Carson High School is unique in offering all six career clusters, or occupational groupings, including health science, agriculture and natural resources, business and marketing education, hospitality and tourism, information and media technologies, and skilled and technical sciences based on Gov. Sandoval’s Career and Technology Education goals for workforce and economic development. Washoe and Clark Counties have technical academies that specialize in specific fields within certain categories, but not in all of them.
But CTE provided more than career and college preparation for Neben. For her, the CTE program provided her with a community safety net.
“My family was dealing with domestic violence,” she said. “I lived in my car for the first half of my senior year. Those classes kept me going. If I didn’t have a home to go to after school, I worked another game or stayed in the training room.”
Neben received an athletic training internship at Pima Community College in Tucson, AZ, where she lived with her grandparents. She worked 10 to 12 hours a week in the training room and travelled around Arizona and into New Mexico with the football team.
“I realized that though I loved the medical side of my studies, the sports side wasn’t what I wanted,” she said.

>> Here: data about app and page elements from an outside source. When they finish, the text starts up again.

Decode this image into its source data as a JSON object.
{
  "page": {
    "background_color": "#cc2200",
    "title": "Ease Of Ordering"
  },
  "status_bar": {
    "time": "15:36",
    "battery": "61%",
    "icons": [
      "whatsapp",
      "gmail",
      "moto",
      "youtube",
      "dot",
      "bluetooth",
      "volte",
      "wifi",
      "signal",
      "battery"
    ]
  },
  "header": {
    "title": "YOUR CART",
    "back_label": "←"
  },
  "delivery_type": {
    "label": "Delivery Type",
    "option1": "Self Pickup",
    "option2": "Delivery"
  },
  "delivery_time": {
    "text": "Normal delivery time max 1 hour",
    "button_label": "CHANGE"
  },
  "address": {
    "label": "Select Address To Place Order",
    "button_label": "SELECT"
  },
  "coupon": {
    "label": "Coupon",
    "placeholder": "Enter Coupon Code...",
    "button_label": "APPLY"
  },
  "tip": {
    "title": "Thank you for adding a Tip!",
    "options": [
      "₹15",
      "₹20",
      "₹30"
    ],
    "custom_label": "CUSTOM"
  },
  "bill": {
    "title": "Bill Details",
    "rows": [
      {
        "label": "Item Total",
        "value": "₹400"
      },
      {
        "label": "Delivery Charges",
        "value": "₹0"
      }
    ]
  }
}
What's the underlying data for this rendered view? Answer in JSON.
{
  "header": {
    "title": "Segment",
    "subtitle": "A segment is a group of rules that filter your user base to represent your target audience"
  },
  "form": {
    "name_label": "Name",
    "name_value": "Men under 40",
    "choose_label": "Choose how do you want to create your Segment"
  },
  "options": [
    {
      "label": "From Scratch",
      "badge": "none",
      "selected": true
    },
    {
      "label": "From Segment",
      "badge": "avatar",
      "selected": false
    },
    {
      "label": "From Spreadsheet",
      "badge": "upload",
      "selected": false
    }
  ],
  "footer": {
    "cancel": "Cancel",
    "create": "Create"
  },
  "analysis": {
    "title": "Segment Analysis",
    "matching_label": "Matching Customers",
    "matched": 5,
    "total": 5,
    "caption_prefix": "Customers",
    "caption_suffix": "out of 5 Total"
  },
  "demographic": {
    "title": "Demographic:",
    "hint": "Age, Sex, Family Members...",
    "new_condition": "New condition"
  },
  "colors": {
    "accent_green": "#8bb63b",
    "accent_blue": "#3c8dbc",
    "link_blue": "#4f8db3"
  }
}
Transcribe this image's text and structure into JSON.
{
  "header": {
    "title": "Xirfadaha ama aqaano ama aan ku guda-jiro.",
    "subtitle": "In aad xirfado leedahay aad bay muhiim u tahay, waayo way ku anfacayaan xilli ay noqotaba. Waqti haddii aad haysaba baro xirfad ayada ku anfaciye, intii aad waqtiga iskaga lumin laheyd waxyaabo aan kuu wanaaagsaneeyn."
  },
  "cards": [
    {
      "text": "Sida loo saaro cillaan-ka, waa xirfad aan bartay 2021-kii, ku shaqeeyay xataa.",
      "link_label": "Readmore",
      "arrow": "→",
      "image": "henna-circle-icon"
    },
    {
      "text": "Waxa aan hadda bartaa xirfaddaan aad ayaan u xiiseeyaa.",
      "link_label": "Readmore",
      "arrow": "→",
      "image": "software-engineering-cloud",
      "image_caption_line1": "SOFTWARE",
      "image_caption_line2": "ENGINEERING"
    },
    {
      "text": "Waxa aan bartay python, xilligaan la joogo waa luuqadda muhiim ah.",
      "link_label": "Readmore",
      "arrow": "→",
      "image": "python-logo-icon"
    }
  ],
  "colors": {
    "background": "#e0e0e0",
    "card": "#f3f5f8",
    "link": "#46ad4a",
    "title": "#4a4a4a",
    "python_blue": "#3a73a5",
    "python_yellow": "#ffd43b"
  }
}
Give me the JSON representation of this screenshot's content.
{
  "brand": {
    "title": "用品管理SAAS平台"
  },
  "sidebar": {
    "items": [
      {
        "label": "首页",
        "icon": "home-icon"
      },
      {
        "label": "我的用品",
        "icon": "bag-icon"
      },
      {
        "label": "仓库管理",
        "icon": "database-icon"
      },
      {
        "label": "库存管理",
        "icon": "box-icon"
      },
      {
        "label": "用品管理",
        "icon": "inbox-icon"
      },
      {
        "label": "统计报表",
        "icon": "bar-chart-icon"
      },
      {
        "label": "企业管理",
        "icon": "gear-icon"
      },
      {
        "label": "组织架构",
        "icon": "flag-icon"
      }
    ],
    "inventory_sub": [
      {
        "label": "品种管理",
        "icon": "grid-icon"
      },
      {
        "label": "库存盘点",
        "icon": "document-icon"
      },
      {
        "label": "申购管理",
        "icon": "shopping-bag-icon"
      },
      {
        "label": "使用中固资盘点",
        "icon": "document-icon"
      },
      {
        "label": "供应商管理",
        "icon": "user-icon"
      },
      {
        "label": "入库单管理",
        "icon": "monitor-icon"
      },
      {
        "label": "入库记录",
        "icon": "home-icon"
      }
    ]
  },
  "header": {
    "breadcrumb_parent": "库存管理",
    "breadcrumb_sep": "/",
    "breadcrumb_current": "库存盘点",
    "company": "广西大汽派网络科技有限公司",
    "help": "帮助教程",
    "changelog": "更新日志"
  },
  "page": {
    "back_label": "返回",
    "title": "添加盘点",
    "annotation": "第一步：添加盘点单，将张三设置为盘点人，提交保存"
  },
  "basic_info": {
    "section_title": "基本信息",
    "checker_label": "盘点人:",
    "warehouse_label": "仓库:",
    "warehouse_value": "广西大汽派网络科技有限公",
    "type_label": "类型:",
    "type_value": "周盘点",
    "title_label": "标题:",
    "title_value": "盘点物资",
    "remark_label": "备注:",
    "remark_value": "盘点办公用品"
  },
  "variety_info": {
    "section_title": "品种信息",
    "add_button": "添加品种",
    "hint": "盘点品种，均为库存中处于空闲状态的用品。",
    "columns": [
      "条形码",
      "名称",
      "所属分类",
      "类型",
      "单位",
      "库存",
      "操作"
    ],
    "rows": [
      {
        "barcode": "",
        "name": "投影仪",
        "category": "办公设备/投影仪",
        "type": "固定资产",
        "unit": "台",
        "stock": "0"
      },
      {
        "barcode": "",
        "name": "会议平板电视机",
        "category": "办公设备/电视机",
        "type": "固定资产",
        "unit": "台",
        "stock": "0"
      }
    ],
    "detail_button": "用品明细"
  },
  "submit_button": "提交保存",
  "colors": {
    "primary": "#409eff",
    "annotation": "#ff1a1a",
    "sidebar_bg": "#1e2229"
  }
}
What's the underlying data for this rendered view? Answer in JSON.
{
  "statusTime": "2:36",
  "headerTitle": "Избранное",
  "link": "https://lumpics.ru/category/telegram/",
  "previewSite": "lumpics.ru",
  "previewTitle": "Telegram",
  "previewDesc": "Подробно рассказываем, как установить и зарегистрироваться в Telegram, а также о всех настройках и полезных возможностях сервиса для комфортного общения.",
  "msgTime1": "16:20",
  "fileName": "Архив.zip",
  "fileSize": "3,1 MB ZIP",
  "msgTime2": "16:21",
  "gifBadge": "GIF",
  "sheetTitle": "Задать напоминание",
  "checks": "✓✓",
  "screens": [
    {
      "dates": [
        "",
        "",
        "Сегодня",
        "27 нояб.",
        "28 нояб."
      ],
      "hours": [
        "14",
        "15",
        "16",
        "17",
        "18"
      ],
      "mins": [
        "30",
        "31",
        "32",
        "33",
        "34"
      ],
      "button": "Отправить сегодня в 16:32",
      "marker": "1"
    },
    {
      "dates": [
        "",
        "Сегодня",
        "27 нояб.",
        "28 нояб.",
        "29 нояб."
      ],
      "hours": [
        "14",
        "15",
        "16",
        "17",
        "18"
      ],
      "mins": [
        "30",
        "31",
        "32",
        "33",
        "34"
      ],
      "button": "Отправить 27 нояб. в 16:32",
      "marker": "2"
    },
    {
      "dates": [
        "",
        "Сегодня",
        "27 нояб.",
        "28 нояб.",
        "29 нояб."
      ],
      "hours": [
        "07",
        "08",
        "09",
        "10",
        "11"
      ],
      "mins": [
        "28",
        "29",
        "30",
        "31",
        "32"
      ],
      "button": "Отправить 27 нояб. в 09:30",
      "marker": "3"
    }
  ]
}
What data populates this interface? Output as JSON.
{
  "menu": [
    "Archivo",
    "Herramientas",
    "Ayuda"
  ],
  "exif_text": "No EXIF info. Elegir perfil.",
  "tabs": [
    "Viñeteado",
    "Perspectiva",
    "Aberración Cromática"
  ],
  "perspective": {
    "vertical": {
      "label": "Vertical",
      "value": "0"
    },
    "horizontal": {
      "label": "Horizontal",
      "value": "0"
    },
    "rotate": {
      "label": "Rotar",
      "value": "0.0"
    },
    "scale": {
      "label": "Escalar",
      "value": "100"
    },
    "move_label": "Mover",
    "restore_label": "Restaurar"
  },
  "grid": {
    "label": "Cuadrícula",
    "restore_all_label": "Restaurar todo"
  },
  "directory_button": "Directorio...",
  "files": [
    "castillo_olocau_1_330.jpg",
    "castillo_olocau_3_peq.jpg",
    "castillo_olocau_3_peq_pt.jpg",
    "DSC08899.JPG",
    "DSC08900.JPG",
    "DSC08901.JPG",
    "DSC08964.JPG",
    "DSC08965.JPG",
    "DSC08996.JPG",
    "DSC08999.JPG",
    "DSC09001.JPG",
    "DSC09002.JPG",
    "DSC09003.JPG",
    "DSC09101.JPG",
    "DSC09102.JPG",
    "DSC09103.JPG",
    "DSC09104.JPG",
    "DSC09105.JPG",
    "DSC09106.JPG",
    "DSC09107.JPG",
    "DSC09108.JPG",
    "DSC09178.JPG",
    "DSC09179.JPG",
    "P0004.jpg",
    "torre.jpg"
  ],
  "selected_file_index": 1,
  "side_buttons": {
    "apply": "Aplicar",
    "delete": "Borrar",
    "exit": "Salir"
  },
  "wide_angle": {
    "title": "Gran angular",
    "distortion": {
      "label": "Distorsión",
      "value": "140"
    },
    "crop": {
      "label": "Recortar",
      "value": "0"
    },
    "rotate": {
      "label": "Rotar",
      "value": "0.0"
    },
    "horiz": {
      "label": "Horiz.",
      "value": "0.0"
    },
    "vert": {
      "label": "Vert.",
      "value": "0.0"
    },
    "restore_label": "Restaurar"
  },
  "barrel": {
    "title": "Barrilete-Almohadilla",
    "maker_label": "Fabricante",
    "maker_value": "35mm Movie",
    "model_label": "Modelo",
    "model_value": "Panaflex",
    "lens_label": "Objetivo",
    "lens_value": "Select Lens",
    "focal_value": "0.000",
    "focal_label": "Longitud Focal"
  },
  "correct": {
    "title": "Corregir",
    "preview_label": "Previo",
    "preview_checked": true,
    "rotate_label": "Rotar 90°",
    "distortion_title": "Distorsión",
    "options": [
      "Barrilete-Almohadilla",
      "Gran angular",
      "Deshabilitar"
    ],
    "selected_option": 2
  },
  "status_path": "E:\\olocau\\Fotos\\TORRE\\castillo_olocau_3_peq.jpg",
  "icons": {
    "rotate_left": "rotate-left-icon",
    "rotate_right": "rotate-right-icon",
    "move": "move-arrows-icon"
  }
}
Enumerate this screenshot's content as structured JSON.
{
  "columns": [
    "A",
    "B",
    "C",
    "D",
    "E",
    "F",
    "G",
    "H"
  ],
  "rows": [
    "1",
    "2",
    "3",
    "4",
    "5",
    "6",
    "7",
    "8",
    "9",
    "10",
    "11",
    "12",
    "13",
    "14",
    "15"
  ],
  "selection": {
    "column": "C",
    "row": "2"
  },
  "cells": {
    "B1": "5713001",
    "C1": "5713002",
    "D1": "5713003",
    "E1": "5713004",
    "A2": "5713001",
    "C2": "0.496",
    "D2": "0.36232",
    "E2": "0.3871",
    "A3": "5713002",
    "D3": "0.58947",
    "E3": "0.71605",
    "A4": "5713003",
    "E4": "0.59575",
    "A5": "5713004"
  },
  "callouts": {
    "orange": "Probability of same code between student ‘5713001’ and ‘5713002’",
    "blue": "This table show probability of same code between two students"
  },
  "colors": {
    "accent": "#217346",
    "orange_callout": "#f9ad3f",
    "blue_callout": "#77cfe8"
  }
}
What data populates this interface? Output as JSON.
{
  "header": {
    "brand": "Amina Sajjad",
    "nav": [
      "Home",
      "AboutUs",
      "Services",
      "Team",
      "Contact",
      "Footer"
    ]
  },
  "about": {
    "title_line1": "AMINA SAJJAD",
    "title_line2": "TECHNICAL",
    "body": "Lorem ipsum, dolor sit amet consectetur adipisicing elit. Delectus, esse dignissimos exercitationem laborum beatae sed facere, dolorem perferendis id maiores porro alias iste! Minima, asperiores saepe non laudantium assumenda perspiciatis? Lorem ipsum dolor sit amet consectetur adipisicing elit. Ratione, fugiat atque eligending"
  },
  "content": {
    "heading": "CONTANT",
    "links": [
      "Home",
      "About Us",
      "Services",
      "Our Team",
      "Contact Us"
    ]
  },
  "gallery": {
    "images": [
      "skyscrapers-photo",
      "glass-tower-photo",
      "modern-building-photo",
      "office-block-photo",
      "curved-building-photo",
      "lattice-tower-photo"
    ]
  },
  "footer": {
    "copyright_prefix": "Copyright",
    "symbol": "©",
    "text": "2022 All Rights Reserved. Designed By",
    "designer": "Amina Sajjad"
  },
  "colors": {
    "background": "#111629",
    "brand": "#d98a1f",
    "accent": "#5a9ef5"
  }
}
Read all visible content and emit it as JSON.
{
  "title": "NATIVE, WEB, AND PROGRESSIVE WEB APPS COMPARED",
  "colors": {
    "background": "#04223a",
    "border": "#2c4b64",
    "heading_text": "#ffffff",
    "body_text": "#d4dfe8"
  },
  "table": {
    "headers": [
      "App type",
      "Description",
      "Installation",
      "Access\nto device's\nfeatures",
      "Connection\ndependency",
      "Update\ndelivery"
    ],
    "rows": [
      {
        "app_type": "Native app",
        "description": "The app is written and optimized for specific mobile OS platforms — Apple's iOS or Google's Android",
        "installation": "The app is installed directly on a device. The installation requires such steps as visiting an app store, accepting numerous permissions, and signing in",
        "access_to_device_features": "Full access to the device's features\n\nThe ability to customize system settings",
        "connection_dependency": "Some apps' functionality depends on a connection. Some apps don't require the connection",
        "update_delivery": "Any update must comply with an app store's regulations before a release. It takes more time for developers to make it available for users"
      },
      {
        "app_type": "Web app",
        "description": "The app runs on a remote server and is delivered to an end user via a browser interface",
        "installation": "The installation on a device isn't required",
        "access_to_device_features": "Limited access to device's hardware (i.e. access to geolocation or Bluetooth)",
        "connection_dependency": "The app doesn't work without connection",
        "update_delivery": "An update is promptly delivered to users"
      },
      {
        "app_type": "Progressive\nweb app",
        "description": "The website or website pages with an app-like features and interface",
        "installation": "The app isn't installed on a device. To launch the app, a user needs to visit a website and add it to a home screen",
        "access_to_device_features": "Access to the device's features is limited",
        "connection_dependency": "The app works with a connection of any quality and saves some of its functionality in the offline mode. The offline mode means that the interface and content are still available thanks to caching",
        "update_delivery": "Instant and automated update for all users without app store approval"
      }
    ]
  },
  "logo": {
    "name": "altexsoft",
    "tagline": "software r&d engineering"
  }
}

Neben returned to Carson City and attended Western Nevada College, earning her associate’s degree. She attended classes at Truckee Meadows Community College and learned about the Disney College Program. She applied for the program and was one of only 400 people accepted to the Disneyland campus out of 60,000 applicants.
“I took a semester off and lived in Disney company sponsored housing and worked full time at Disneyland,” she said. “I chose to leave the program early because of family issues back home.”
Back in Nevada, Neben began attending UNR, pursuing a degree in social work, which she said would give her a wider variety of career options. Neben expects to graduate in spring 2018.
In early 2015, Neben was crowned Miss Carson City on a platform of Victims to Victories: It Starts with a Voice. At 22, she serves as the president of the board of Court Appointed Special Advocates, or CASA, in Carson City.
Neben said she feels strongly that getting involved with CTE classes early in her high school career helped her with her development as both a person and a student preparing for college, and is often a guest speaker in Frank Sakelarios’ classes.
“I tell them about my accomplishments and you just know they are judging me, thinking this was all easy for me,” she said. “Then I tell them I lived in my car. Their jaws drop. CTE sports medicine became a home and a family to me.”
Meanwhile, Gabica is moving on to basketball season and preparing for the next HOSA competition in the spring. She said health science is a great career path and students have so many choices.
“I found more life lessons at a public high school than I did at a private school,” she said. “I didn’t need to go to the biggest school to find out who I was. The medical field is in need of people and we can’t do it without growing our research. It can all start with Carson High School and CTE.”
Photos: Carson High School football manager Caroline Gabica tends to Sevon Mandoki on the sidelines of the Carson – Reed playoff game in November. Gabica is a second year student in the CHS Career and Technical Education sports medicine program.
In the second photo, Caroline Gabica, team manager, celebrates Carson High School’s first touchdown in the opening minutes of the playoff game against Reed last month.